Nancy Swayne has been tailgating at steeplechases for half a century. In the early days, she helped her mother plan the menu. For the past 40 years, she’s been in charge, preparing, packing and serving elegant picnic repasts for family and friends at Radnor Hunt, Willowdale, Winterthur and other steeplechases. “Of the 23 meets at Willowdale, I’ve only missed one,” she says.
The Unionville resident keeps meticulous records for ready reference. Last year, when temperatures at Willowdale hit 85 degrees, she went through 10 bags of ice. “Planning a successful tailgate has everything to do with the weather,” she says. “When it’s cold, people aren’t interested in my homemade iced tea. When it’s hot, nobody wants soup. When it’s very windy, we serve from our SUV.”
Although many items on the menu change with food trends, three crowd-pleasers have earned a permanent place: shrimp cocktail, sliced filet mignon and deviled eggs. “People enjoy them consistently,” she says.
To minimize the need for cutlery, Swayne gravitates toward finger-friendly foods like sliced fruit skewered on toothpicks and lemon bars cut into wedges. “Nobody should have to balance a big plate and a knife and fork,” she says. “Keep it simple.”
Make certain your guests can locate you. Send notices with a map and your tailgate and cellphone numbers
Create a custom tool kit. Include such staples as trash bags, sunscreen, extra cups, a first-aid kit, paper towels and toilet paper.
Weatherproof your tailgate. Pack a patio umbrella. Load chests with lots of ice to keep foods safe throughout the day. You also can freeze bottles of water to use as ice packs, then enjoy drinking the cool water as it thaws.
Make it pretty. Dress your table with linen tablecloths and bouquets of fresh flowers. Serve dishes on attractive platters.
Don’t forget the folding chairs. A day at the races is a long time to stand.
Paula Janssen, of Janssen’s Market in Greenville, Del., caters to the racing set with such favorites as fried chicken. “You also can’t go wrong with a great cheese tray,” she says. “Add cured meats and olives to make it more of an antipasto. Use a variety of crackers in different shapes and grains for a pretty display.”
She introduces color in several ways, starting with a big, bright bouquet of flowers. If you want to take it over the top, polish the silver candelabra. “People eat with their eyes first, so have lots of colors on your table,” she says. “You might do a pasta salad with several different colorsof pasta.

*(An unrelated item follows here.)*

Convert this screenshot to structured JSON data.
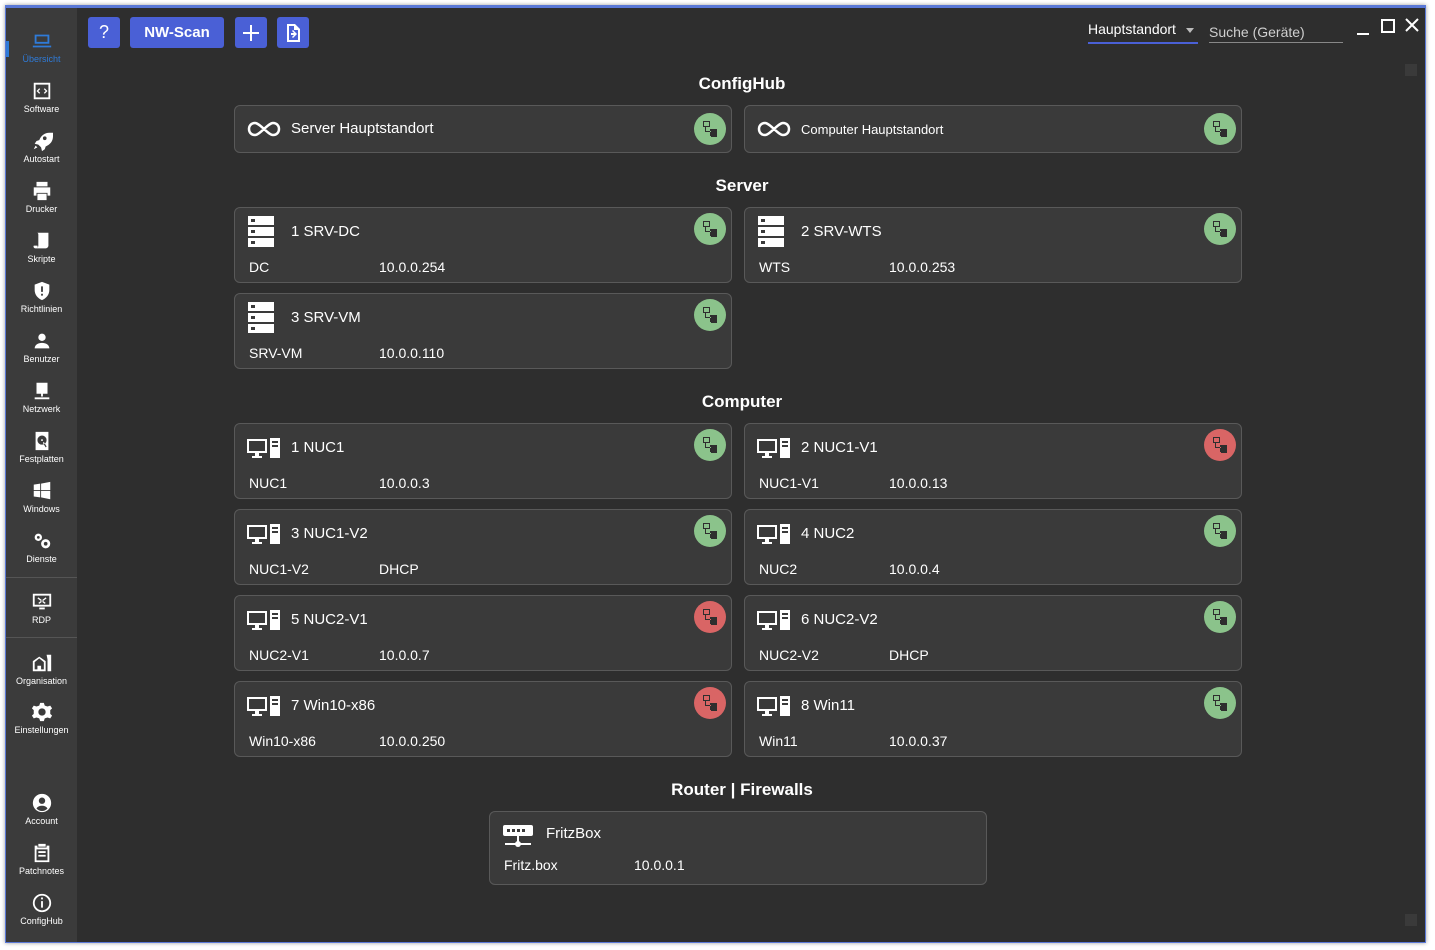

A tomato, cucumber and feta salad is beautiful, with red and green and white.”
Plan a menu that requires as few serving utensils as possible. “Because it will be impossible to wash them,” Janssen says.
She recommends small, self-serve treats for dessert rather than cakes and pies that need to be sliced anddistributed to guests. “A plate of cookies, little fruit tarts, and mini cupcakes are so much easier to serve,” she says. “Plus, your display will still look good, where as even the most gorgeous cake loses its visual appeal after you cut into it.”
She also factors food safety into how she chooses, stores and presents foods. “You need to plan how you pack your cooler to keep food at 40 degrees or below,” she says. “Solid items packed next to each other act like ice blocks to keep one another cold. Keep lettuce at the top of your cooler because it isn’t as dense and it won’t keep those other items cold.”
Instead of serving the main courses all at once, put out half the food. Then replenish with the dishes that have been kept chilled in the cooler. If food has been out of the cooler for more than four hours, toss it. “If you are going to make sandwiches ahead of time, offer the tomato and lettuce on a separate tray so people can add them,” she says. “I’d choose ham over turkey because it’s a cured meat and lasts longer.”
Janssen also sees tailgaters leaning away from traditional macaroni and potato salads made with mayonnaise. “Instead of Grandma’s coleslaw with mayo, people are asking for spicy Asian slaw,” she says.
Buy cases of water to keep your guests hydrated. “If you can have a separate cooler for it, so much the better,” she says.
Drink dispensers equipped with a sealed core that can be frozen keep iced tea, sangria or signature cocktails cold longer. Because the ice is separate, the beverages won’t become diluted as it melts.
Janssen encourages picnickers to reimagine containers they already have around the house to transport tailgate items efficiently. “Laundry baskets are great for transporting plates. They’re big, easy to carry—and they never flip over,” she says. “Wicker hampers are beautiful, but they aren’t the most functional things in the world. They might wind up as part of your display instead of actually being used.”